▶ **EXERCISE DATA**:
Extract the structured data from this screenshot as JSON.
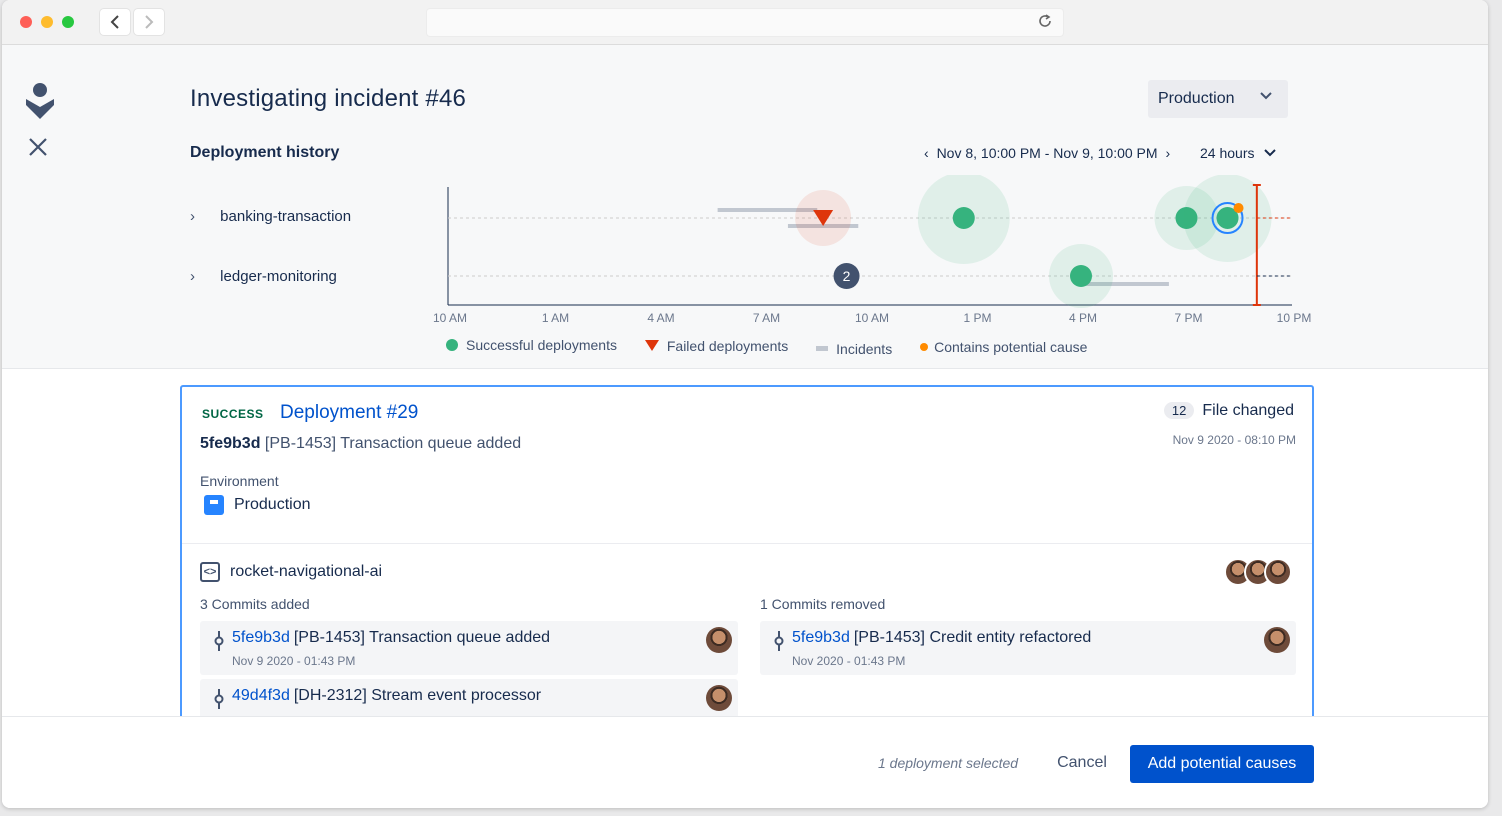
{
  "header": {
    "title": "Investigating incident #46",
    "environment_select": "Production"
  },
  "history": {
    "title": "Deployment history",
    "range": "Nov 8, 10:00 PM - Nov 9, 10:00 PM",
    "range_length": "24 hours",
    "services": [
      "banking-transaction",
      "ledger-monitoring"
    ]
  },
  "chart_data": {
    "type": "scatter",
    "x_ticks": [
      "10 AM",
      "1 AM",
      "4 AM",
      "7 AM",
      "10 AM",
      "1 PM",
      "4 PM",
      "7 PM",
      "10 PM"
    ],
    "rows": [
      "banking-transaction",
      "ledger-monitoring"
    ],
    "successful_deployments": [
      {
        "row": "banking-transaction",
        "time": "12:40 PM"
      },
      {
        "row": "banking-transaction",
        "time": "7:00 PM"
      },
      {
        "row": "banking-transaction",
        "time": "8:10 PM"
      },
      {
        "row": "ledger-monitoring",
        "time": "4:00 PM"
      }
    ],
    "failed_deployments": [
      {
        "row": "banking-transaction",
        "time": "8:40 AM"
      }
    ],
    "incidents": [
      {
        "row": "banking-transaction",
        "start": "5:40 AM",
        "end": "8:30 AM"
      },
      {
        "row": "banking-transaction",
        "start": "7:40 AM",
        "end": "9:40 AM"
      },
      {
        "row": "ledger-monitoring",
        "start": "4:00 PM",
        "end": "6:30 PM"
      }
    ],
    "cluster": {
      "row": "ledger-monitoring",
      "time": "9:20 AM",
      "count": "2"
    },
    "potential_cause": {
      "row": "banking-transaction",
      "time": "8:10 PM"
    },
    "current_time": "9:00 PM",
    "legend": [
      "Successful deployments",
      "Failed deployments",
      "Incidents",
      "Contains potential cause"
    ],
    "colors": {
      "success": "#36b37e",
      "failed": "#de350b",
      "incident": "#c1c7d0",
      "cause": "#ff8b00",
      "marker": "#de350b"
    }
  },
  "deployment": {
    "status": "SUCCESS",
    "title": "Deployment #29",
    "hash": "5fe9b3d",
    "message": "[PB-1453] Transaction queue added",
    "files_count": "12",
    "files_label": "File changed",
    "timestamp": "Nov 9 2020 - 08:10 PM",
    "env_label": "Environment",
    "env_value": "Production",
    "repo": "rocket-navigational-ai",
    "added_title": "3 Commits added",
    "removed_title": "1 Commits removed",
    "added": [
      {
        "hash": "5fe9b3d",
        "msg": "[PB-1453] Transaction queue added",
        "time": "Nov 9 2020 - 01:43 PM"
      },
      {
        "hash": "49d4f3d",
        "msg": "[DH-2312] Stream event processor",
        "time": ""
      }
    ],
    "removed": [
      {
        "hash": "5fe9b3d",
        "msg": "[PB-1453] Credit entity refactored",
        "time": "Nov  2020 - 01:43 PM"
      }
    ]
  },
  "footer": {
    "selection_note": "1 deployment selected",
    "cancel": "Cancel",
    "primary": "Add potential causes"
  }
}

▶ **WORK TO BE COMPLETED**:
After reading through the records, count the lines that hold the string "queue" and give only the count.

▶ **SOLUTION**:
2